What all this points to is that Hong Kong's economy is increasingly global in outreach. It has taken on the characteristics of a metropolitan economy co-ordinating finance, services, trade and manufacturing across a large hinterland - much the same way that New York or London operate in the United States and Europe.
The opportunities resulting from this increasingly global reach should continue to widen. But this is where the challenge comes in.
For that to happen Hong Kong has to really focus on its competitiveness. Steep currency devaluations elsewhere in the region during Asia's economic crisis make us, in relative terms, more expensive than ever.
To some degree the higher cost is to be expected in a global city. London and New York are certainly not cheap places to do business. But to continue attracting business despite our premium prices, we have to strengthen our capability to offer a different product than neighbouring economies. And as competition becomes ever more intense, we have to raise the value we add.
Easier said than done. But if any good has come out of Asia's economic crisis for Hong Kong it is that the entire community is now focused on this issue. New initiatives have been introduced, for example to accelerate the use of information technology in commerce, to upgrade services to SMEs and to tackle longstanding problems in the quality of our education system. All these are now seen as crucial to long-term competitiveness. And the need to be more competitive is, in turn, accepted as crucial to resuming healthy growth and better living standards.
The Road Ahead: embracing the future
Psychologically, we are better prepared to take up the competitive challenge of the future than at any time before 1997. For years Hong Kong had an enclave mentality. The drawn-out uncertainty over our future led many in business to think and plan short-term; to speculate more than they otherwise might.
The transition has engendered a new type of thinking. With our return to China, Hong Kong has embraced a new destiny and joined an entity far larger than itself - at a time when the Chinese mainland is committed to economic reform on an epic scale.

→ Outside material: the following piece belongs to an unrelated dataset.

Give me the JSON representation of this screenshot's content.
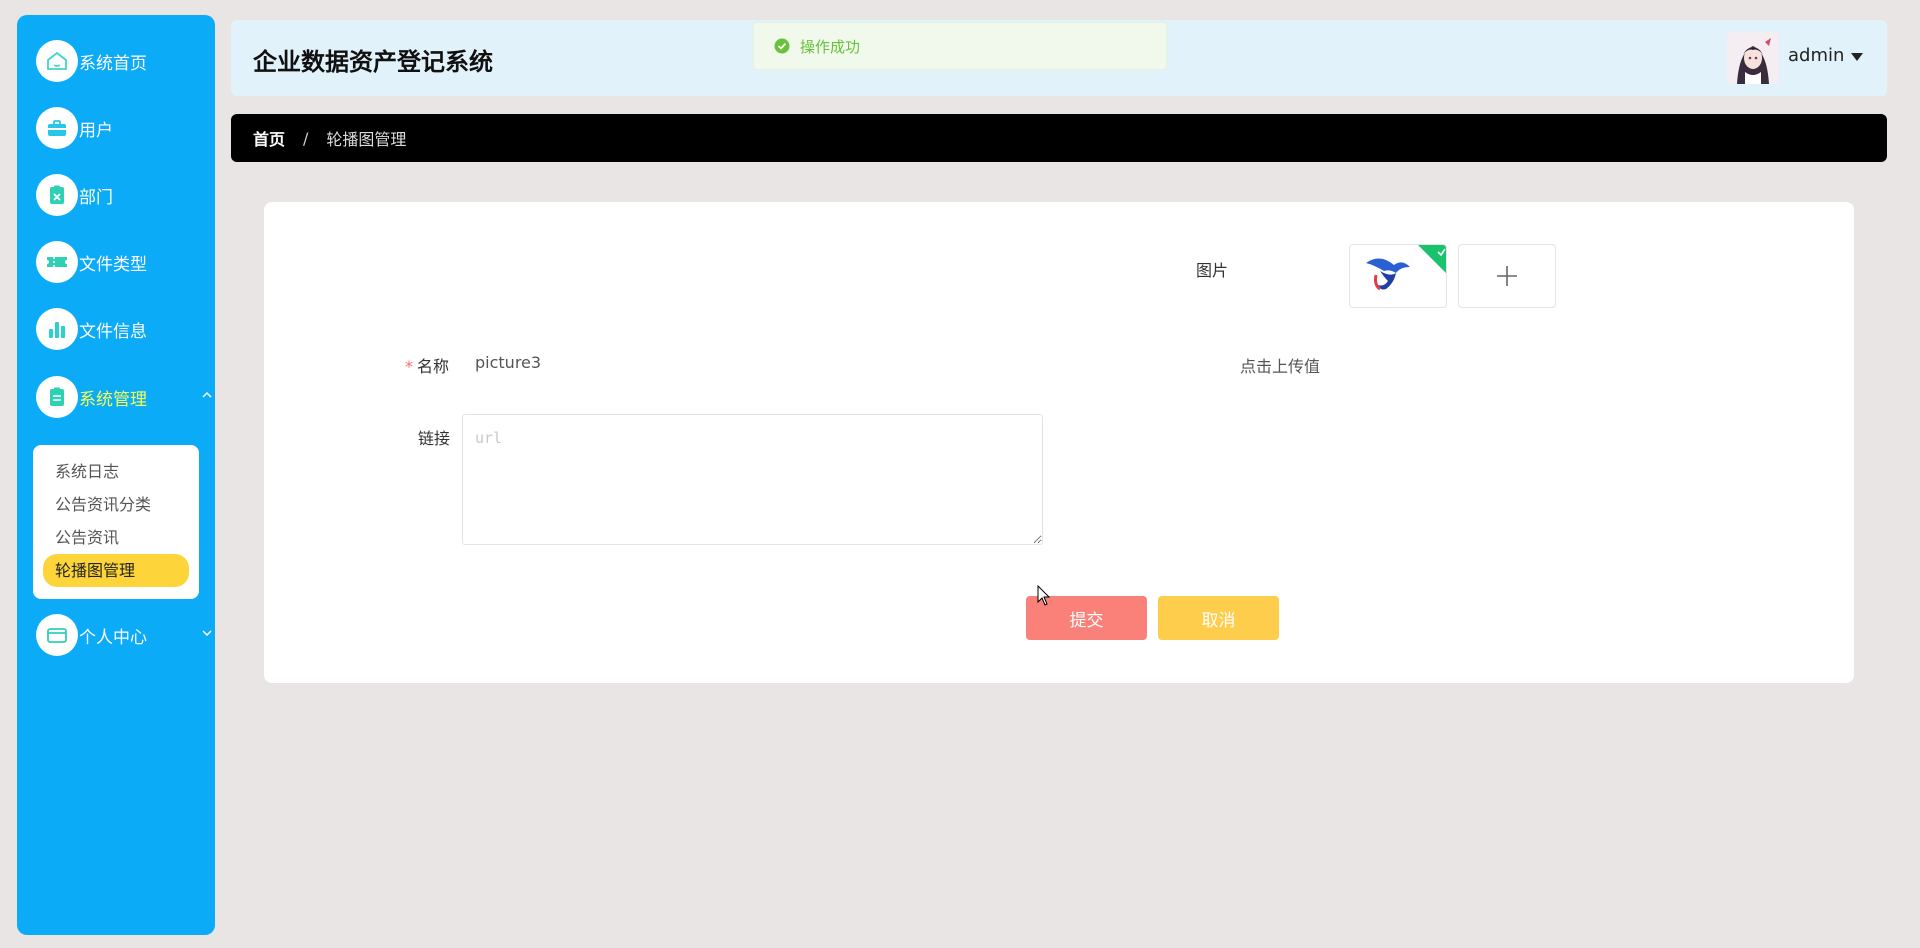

All this is encouraging longer-term thinking; fostering a sense of stability and a deeper sense of belonging. Suddenly Hong Kong is looking at a future that stretches far ahead. Our people are becoming more actively engaged and vocal in shaping that future. The record voter turnout at last month's elections for the post-handover legislature was an eloquent expression of this trend. Another, is the coming-together of government, business and political leaders from across the spectrum to thrash out ways to stimulate the economy, create more jobs and ease some of the pain Hong Kong people are feeling in the downturn. Expect a vigorous and healthy debate!
Yet at the same time, there is a remarkable degree of consensus in Hong Kong that, at the end of the day, the best way forward is to remain true to the free market principles on which we built our past success. Few challenge the long-held philosophy that the role of government in Hong Kong should rest at minimum intervention, maximum support - and prudent fiscal management. That leaves the ball squarely in the private sector's court in terms of creating prosperity and business success. It is up to us to run with it.
Closing remarks: a higher potential
The massive infrastructural changes that have been going on in Hong Kong provide a conveniently symbolic backdrop to this psychological embracing of the future.
Hong Kong has quietly moved ahead in this tumultuous period with the opening of the world's longest road and rail suspension bridge, a third cross-harbour tunnel, an extension to the region' s largest exhibition and convention centre and completion of Asia's most modern airport.
I believe all these are the hallmarks of a people and a place yet to reach their full potential. I hope we will have many opportunities to work together as that potential unfolds.